History will remember Barry for all he did to make life better for so many. Upon learning of his death, President Obama said, "Marion was born a sharecropper's son, came of age during the Civil Rights movement, and became a fixture in D.C. politics for decades. As a leader with the Student Nonviolent Coordinating Committee, Marion helped advanced the cause of civil rights for all. During his decades in elected office in D.C., he put in place historic programs to lift working people out of poverty, expand opportunity and begin to make real the promise of home rule."
My introduction to Barry came just prior to the 1978 Mayoral election. He asked for my vote but I hadn’t yet switched my registration from New York. Like many who came to work for an administration we thought after a few years we would return home. Thirty-six years later I am proud to say D.C. is my home.
Marion appointed me to the first D.C. Commission on which I proudly served. Marion Barry is given credit for turning the District of Columbia from a small sleepy southern town into a real city. When elected in 1978 the city still had visible and invisible vestiges of the 1968 riots. Barry began building a vibrant downtown and was responsible for the Reeves Center that began the rebirth of the ‘U’ street corridor.
Barry was reelected in 1982 and 1986 without much competition. Unfortunately his third term brought on talk of corruption, womanizing, drinking and drug use. The U.S. Attorney tried every way to connect Barry to corruption but couldn’t. Then in what many believed to be an outrageous perversion of power set up the sting where Barry was caught smoking crack cocaine. After all that Barry was convicted of only a misdemeanor charge but received a six month a jail term.

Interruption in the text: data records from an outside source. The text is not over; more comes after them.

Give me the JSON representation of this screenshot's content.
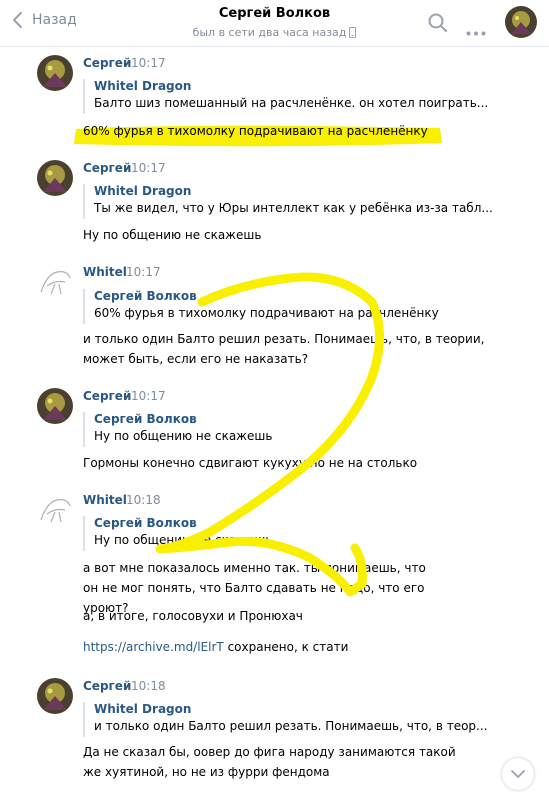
{
  "header": {
    "back_label": "Назад",
    "title": "Сергей Волков",
    "subtitle": "был в сети два часа назад"
  },
  "messages": [
    {
      "author": "Сергей",
      "time": "10:17",
      "quote_author": "Whitel Dragon",
      "quote_text": "Балто шиз помешанный на расчленёнке. он хотел поиграть...",
      "text": "60% фурья в тихомолку подрачивают на расчленёнку"
    },
    {
      "author": "Сергей",
      "time": "10:17",
      "quote_author": "Whitel Dragon",
      "quote_text": "Ты же видел, что у Юры интеллект как у ребёнка из-за табл...",
      "text": "Ну по общению не скажешь"
    },
    {
      "author": "Whitel",
      "time": "10:17",
      "quote_author": "Сергей Волков",
      "quote_text": "60% фурья в тихомолку подрачивают на расчленёнку",
      "text": "и только один Балто решил резать. Понимаешь, что, в теории, может быть, если его не наказать?"
    },
    {
      "author": "Сергей",
      "time": "10:17",
      "quote_author": "Сергей Волков",
      "quote_text": "Ну по общению не скажешь",
      "text": "Гормоны конечно сдвигают кукуху но не на столько"
    },
    {
      "author": "Whitel",
      "time": "10:18",
      "quote_author": "Сергей Волков",
      "quote_text": "Ну по общению не скажешь",
      "text": "а вот мне показалось именно так. ты понимаешь, что он не мог понять, что Балто сдавать не надо, что его уроют?",
      "text2": "а, в итоге, голосовухи и Пронюхач",
      "link": "https://archive.md/lElrT",
      "link_suffix": " сохранено, к стати"
    },
    {
      "author": "Сергей",
      "time": "10:18",
      "quote_author": "Whitel Dragon",
      "quote_text": "и только один Балто решил резать. Понимаешь, что, в теор...",
      "text": "Да не сказал бы, оовер до фига народу занимаются такой же хуятиной, но не из фурри фендома"
    }
  ],
  "colors": {
    "highlight": "#f8f000",
    "link": "#2a5885",
    "secondary": "#818c99"
  }
}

After getting out of jail Marion ran for and won the Ward 8 council seat. Then to the surprise of many he won his fourth term as Mayor in 1994 with nearly 56% of the vote. Barry was magnanimous to those like me who didn’t support him in that race and willingly worked with us during that last term.

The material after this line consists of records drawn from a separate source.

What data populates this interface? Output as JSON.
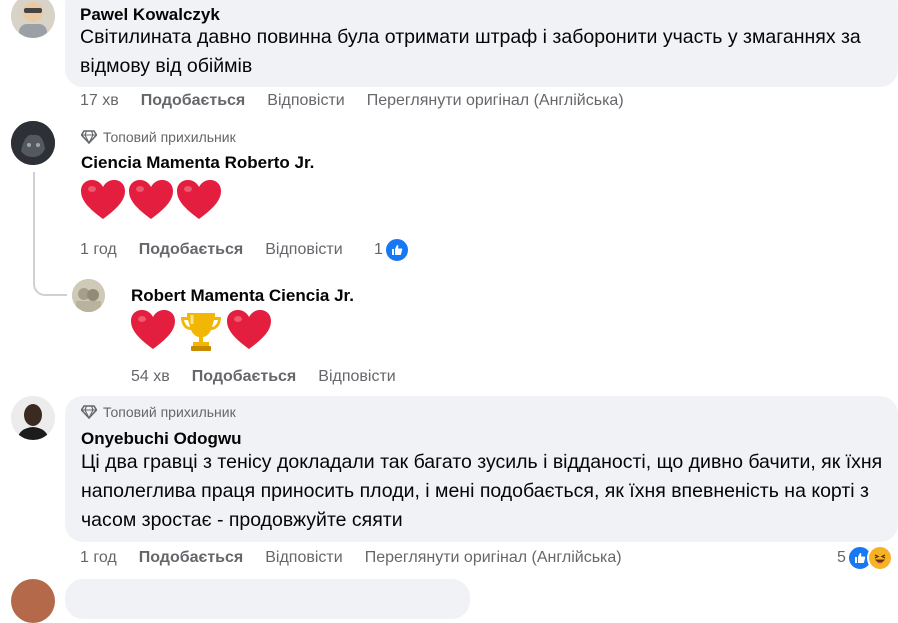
{
  "comments": [
    {
      "author": "Pawel Kowalczyk",
      "text": "Світилината давно повинна була отримати штраф і заборонити участь у змаганнях за відмову від обіймів",
      "time": "17 хв",
      "like_label": "Подобається",
      "reply_label": "Відповісти",
      "translate_label": "Переглянути оригінал (Англійська)"
    },
    {
      "badge": "Топовий прихильник",
      "author": "Ciencia Mamenta Roberto Jr.",
      "emoji": [
        "heart",
        "heart",
        "heart"
      ],
      "time": "1 год",
      "like_label": "Подобається",
      "reply_label": "Відповісти",
      "reactions_count": "1",
      "reaction_icons": [
        "like-icon"
      ]
    },
    {
      "author": "Robert Mamenta Ciencia Jr.",
      "emoji": [
        "heart",
        "trophy",
        "heart"
      ],
      "time": "54 хв",
      "like_label": "Подобається",
      "reply_label": "Відповісти"
    },
    {
      "badge": "Топовий прихильник",
      "author": "Onyebuchi Odogwu",
      "text": "Ці два гравці з тенісу докладали так багато зусиль і відданості, що дивно бачити, як їхня наполеглива праця приносить плоди, і мені подобається, як їхня впевненість на корті з часом зростає - продовжуйте сяяти",
      "time": "1 год",
      "like_label": "Подобається",
      "reply_label": "Відповісти",
      "translate_label": "Переглянути оригінал (Англійська)",
      "reactions_count": "5",
      "reaction_icons": [
        "like-icon",
        "laughing-emoji-icon"
      ]
    }
  ],
  "colors": {
    "bubble": "#f0f2f5",
    "meta": "#65676b",
    "like_blue": "#1877f2",
    "heart_red": "#e41e3f"
  }
}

While the city’s financial picture continued to disintegrate and Congress installed a Financial Control Board Barry worked with Abe Pollin to build the Verizon Center. Together with the Shakespeare Theatre and its Artistic Director Michael Kahn who led the way by moving to the Lansburgh Theatre in 1992, these two projects are responsible for the rebirth of the 7th street corridor and a vibrant downtown entertainment district.
Barry ended his fourth term as Mayor at noon on January 1st 1999. After a few years of staying out of politics in 2004 he ran again and took back the Ward 8 council seat. It was a seat he held until his death. Marion Barry and the District of Columbia will forever be linked in history.